Taiping also boasts the oldest hill resort in the country — Bukit Larut — also known as Maxwell Hill. Visitors had to take old rickety jeeps to the top to enjoy the cool breeze although there was nothing much back then. I had been there for a bungalow stay with a few friends during my schooldays despite being warned that the bungalow was haunted. None of us dared to sleep that night, hugging each other at the slightest sound.
The once laid-back Taiping town is today a bustling place.
I understand that the old rickety jeeps have been upgraded. And there are tens of thousands of tulip bulbs illuminating the hill. I haven’t been there recently, so perhaps, it is time to pay a visit.
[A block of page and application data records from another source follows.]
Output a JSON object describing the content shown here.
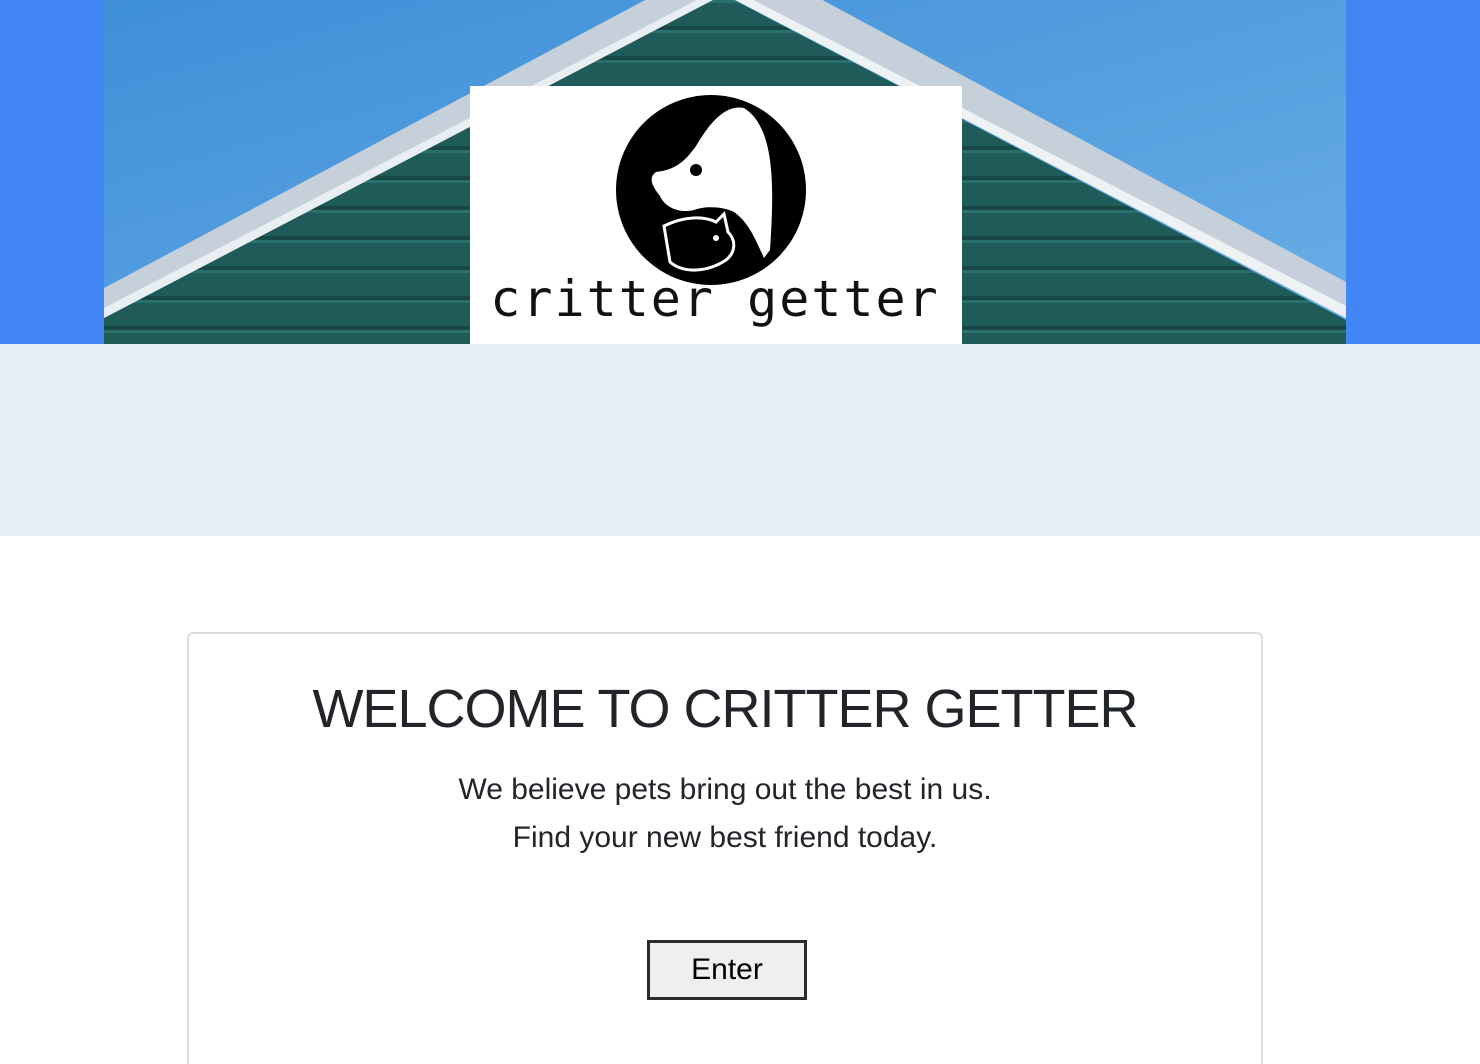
{
  "header": {
    "logo_text": "critter getter",
    "colors": {
      "band": "#4285f4",
      "sky": "#5aa0e0",
      "siding": "#1f5a57",
      "roof_trim": "#c9d2dc",
      "strip": "#e8eff7"
    }
  },
  "welcome": {
    "title": "WELCOME TO CRITTER GETTER",
    "line1": "We believe pets bring out the best in us.",
    "line2": "Find your new best friend today.",
    "enter_label": "Enter"
  }
}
Another famous highlight around the Lake Gardens is the Taiping Zoo and Night Safari, the oldest zoo in the country, which continues to attract an endless stream of visitors.
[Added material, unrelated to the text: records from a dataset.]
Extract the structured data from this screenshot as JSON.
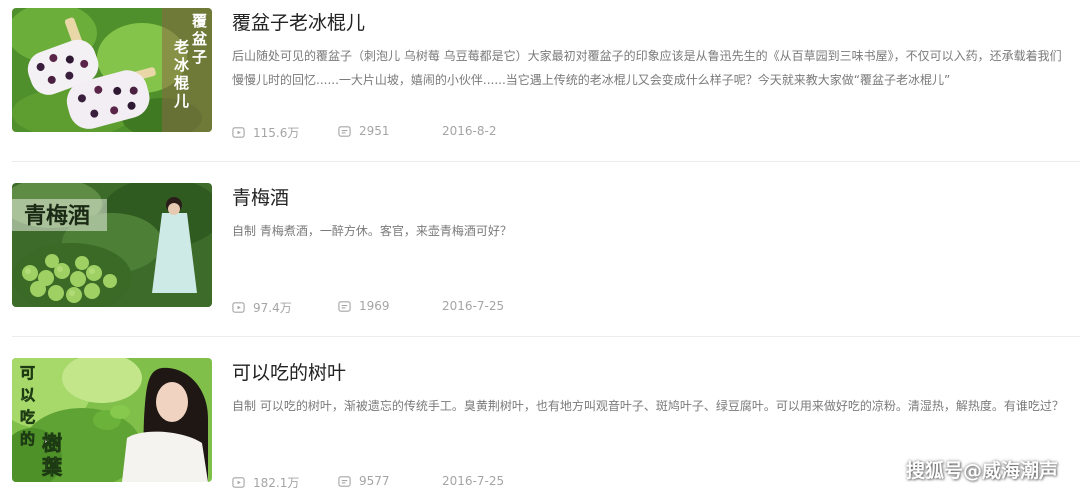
{
  "videos": [
    {
      "title": "覆盆子老冰棍儿",
      "description": "后山随处可见的覆盆子（刺泡儿 乌树莓 乌豆莓都是它）大家最初对覆盆子的印象应该是从鲁迅先生的《从百草园到三味书屋》，不仅可以入药，还承载着我们慢慢儿时的回忆......一大片山坡，嬉闹的小伙伴......当它遇上传统的老冰棍儿又会变成什么样子呢？今天就来教大家做“覆盆子老冰棍儿”",
      "thumbnail_text": "覆盆子老冰棍儿",
      "plays": "115.6万",
      "comments": "2951",
      "date": "2016-8-2"
    },
    {
      "title": "青梅酒",
      "description": "自制 青梅煮酒，一醉方休。客官，来壶青梅酒可好？",
      "thumbnail_text": "青梅酒",
      "plays": "97.4万",
      "comments": "1969",
      "date": "2016-7-25"
    },
    {
      "title": "可以吃的树叶",
      "description": "自制 可以吃的树叶，渐被遗忘的传统手工。臭黄荆树叶，也有地方叫观音叶子、斑鸠叶子、绿豆腐叶。可以用来做好吃的凉粉。清湿热，解热度。有谁吃过？",
      "thumbnail_text": "可以吃的树叶",
      "plays": "182.1万",
      "comments": "9577",
      "date": "2016-7-25"
    }
  ],
  "watermark": "搜狐号@威海潮声",
  "icons": {
    "plays": "play-icon",
    "comments": "comment-icon"
  },
  "colors": {
    "title": "#222222",
    "description": "#7a7a7a",
    "meta": "#a5a5a5"
  }
}
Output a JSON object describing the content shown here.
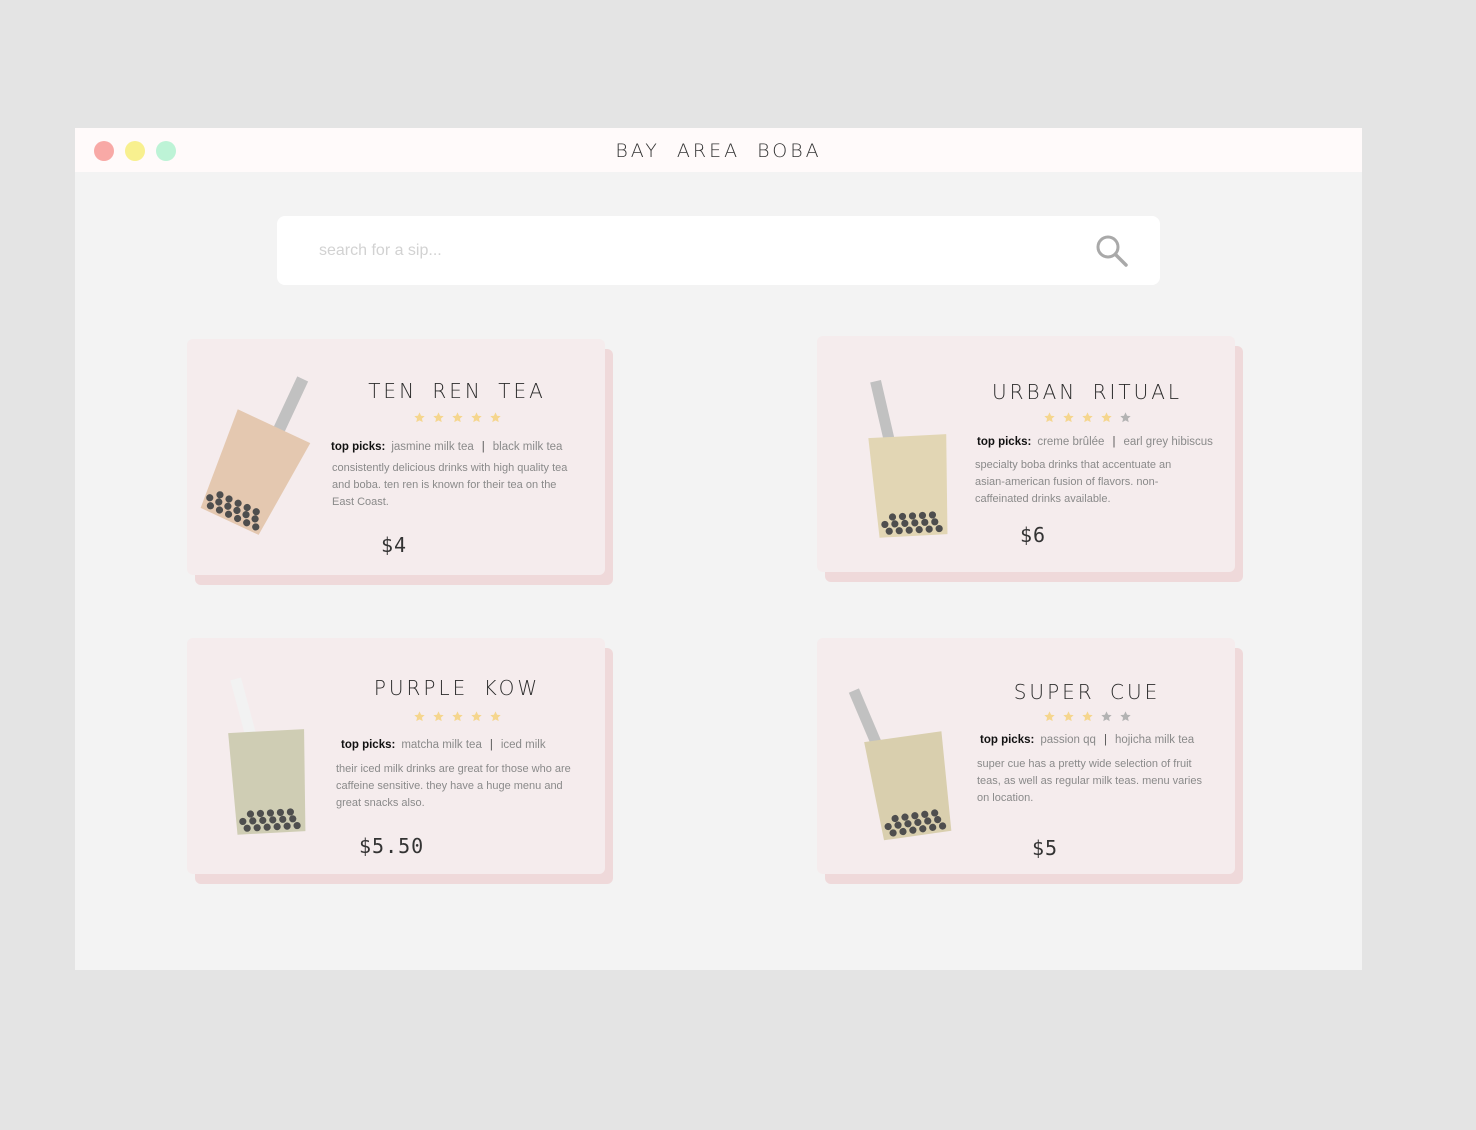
{
  "window": {
    "title": "BAY AREA BOBA",
    "controls": [
      "close",
      "minimize",
      "maximize"
    ]
  },
  "search": {
    "placeholder": "search for a sip...",
    "icon": "search-icon"
  },
  "colors": {
    "star_filled": "#f5d68e",
    "star_empty": "#b3b3b3",
    "card_bg": "#f5eced",
    "card_shadow": "#efd9da"
  },
  "cards": [
    {
      "name": "TEN REN TEA",
      "rating": 5,
      "picks_label": "top picks:",
      "pick1": "jasmine milk tea",
      "pick2": "black milk tea",
      "description": "consistently delicious drinks with high quality tea and boba. ten ren is known for their tea on the East Coast.",
      "price": "$4",
      "cup_color": "#e4c8b0"
    },
    {
      "name": "URBAN RITUAL",
      "rating": 4,
      "picks_label": "top picks:",
      "pick1": "creme brûlée",
      "pick2": "earl grey hibiscus",
      "description": "specialty boba drinks that accentuate an asian-american fusion of flavors. non-caffeinated drinks available.",
      "price": "$6",
      "cup_color": "#e2d6b4"
    },
    {
      "name": "PURPLE KOW",
      "rating": 5,
      "picks_label": "top picks:",
      "pick1": "matcha milk tea",
      "pick2": "iced milk",
      "description": "their iced milk drinks are great for those who are caffeine sensitive. they have a huge menu and great snacks also.",
      "price": "$5.50",
      "cup_color": "#cfcdb4"
    },
    {
      "name": "SUPER CUE",
      "rating": 3,
      "picks_label": "top picks:",
      "pick1": "passion qq",
      "pick2": "hojicha milk tea",
      "description": "super cue has a pretty wide selection of fruit teas, as well as regular milk teas. menu varies on location.",
      "price": "$5",
      "cup_color": "#d9cfae"
    }
  ]
}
The zoo is a must-see, covering a site of 14ha, with more than 1,000 animals, representing 180 species of amphibians, mammals, and reptiles.
Early this year, the zoo welcomed the birth of a male baby elephant after seven years. Almost at the same time, the Taiping Lake Garden was gazetted as a national heritage.
The old Taiping railway station and a row of eateries stand unchanged, although the facade has since undergone major renovations portraying a more modern look.
A new station was built in 2014 as part of the Ipoh-Padang Besar electrification and double-tracking project.
There’s the Antong Coffee Mill nearby — the oldest coffee mill in the country — which is still in operation. The aroma from the brewed coffee is tantalising.
A short drive away was the Cashier/Casual Market food court. My favourite was the hu wan koay teow (fishball koay teow). The taste today is the same as what I had back then. One was spoilt for choice when visiting the food court, which is somewhat rundown today.
Many of the old-time hawkers are still in business. The rojak uncle remembers me as the nurse’s daughter (my mother was a nurse at the Taiping Hospital). There’s the laksa aunty and the couple selling the ang tow kar (blended red bean juice) or the fried oyster. They don’t seemed to have aged.
What is even more amazing is the taste of their food has not changed for the past 20 years. It is a must-visit place whenever I go back to Taiping.
Taiping was recently named the Town of Everlasting Peace and judged the third best city in the world, behind Ljubljana, the capital of Slovenia, and Vancouver, Canada.
The recognition was given during the Sustainable Top 100 Destination Awards 2019 at the International Tourismus-Börse show in Berlin, Germany, in March.
I may have travelled to many parts of the world. However, Taiping is still the best place to return to at the end of the day. I will always be proud of my roots.